■ **Problem statement**
Within the listing, how many lines include "this"? Please answer with a bare number.

(Records provided)

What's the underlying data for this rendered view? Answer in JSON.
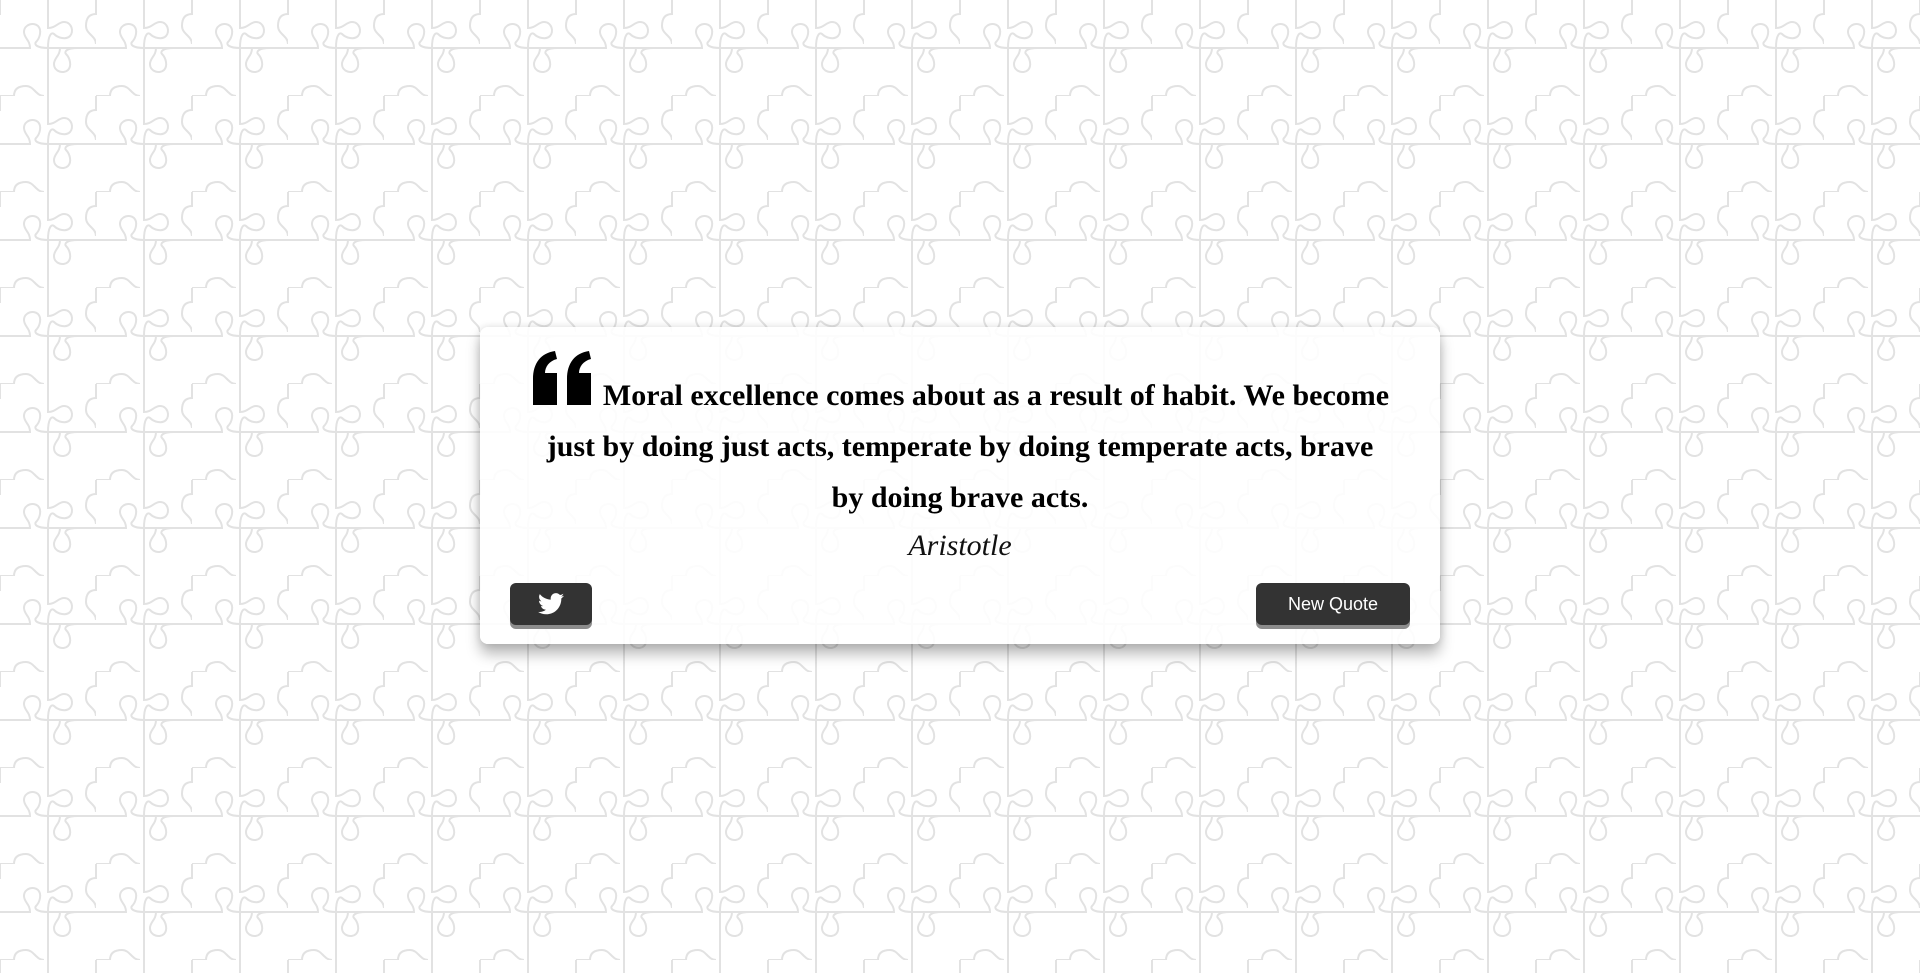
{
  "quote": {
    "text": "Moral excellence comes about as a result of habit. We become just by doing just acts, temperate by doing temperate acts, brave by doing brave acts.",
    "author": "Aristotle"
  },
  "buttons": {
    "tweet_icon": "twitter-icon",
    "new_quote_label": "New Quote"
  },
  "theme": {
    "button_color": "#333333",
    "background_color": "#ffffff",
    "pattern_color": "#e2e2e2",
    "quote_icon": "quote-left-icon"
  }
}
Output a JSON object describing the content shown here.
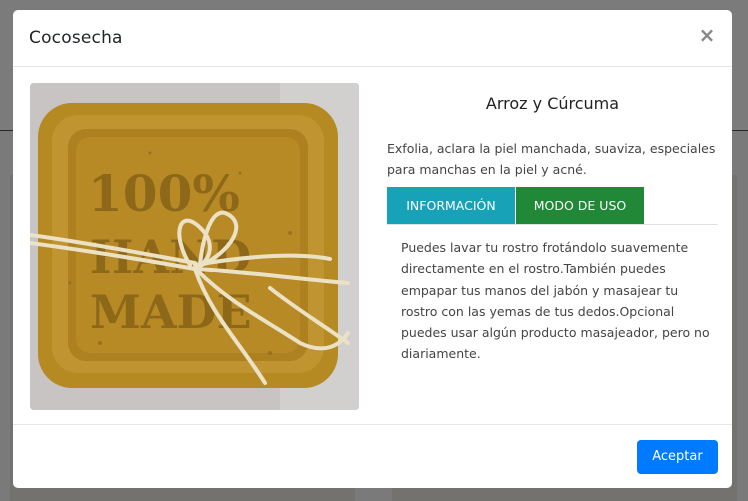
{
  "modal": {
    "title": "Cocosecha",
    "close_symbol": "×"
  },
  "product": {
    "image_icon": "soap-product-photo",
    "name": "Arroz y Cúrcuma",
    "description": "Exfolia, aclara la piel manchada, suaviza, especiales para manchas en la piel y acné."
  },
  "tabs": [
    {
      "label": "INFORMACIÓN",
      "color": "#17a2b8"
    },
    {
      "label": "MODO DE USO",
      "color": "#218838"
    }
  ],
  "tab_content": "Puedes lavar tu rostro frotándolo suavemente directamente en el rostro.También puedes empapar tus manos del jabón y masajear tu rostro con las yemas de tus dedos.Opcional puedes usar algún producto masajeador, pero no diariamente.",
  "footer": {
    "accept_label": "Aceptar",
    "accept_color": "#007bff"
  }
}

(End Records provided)
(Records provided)

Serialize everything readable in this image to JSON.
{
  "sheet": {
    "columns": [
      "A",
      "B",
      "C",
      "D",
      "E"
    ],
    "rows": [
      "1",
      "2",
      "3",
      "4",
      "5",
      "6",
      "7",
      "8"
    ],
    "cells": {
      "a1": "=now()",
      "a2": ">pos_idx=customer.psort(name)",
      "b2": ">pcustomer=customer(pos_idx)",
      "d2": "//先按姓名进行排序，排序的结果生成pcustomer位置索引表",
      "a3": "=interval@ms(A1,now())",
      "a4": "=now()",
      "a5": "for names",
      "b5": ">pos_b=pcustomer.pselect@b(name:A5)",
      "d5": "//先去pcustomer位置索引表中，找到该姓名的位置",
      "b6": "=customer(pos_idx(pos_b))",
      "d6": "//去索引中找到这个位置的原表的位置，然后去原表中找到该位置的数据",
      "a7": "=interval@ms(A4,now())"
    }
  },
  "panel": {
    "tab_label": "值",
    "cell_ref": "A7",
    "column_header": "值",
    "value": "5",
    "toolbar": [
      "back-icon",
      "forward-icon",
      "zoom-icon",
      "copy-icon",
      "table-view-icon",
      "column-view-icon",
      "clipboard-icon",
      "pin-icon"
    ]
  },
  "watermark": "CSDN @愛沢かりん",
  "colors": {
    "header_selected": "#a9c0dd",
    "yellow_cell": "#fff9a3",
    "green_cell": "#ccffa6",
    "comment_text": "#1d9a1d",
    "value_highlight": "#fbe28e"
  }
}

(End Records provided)

■ **Result of the exercise**
2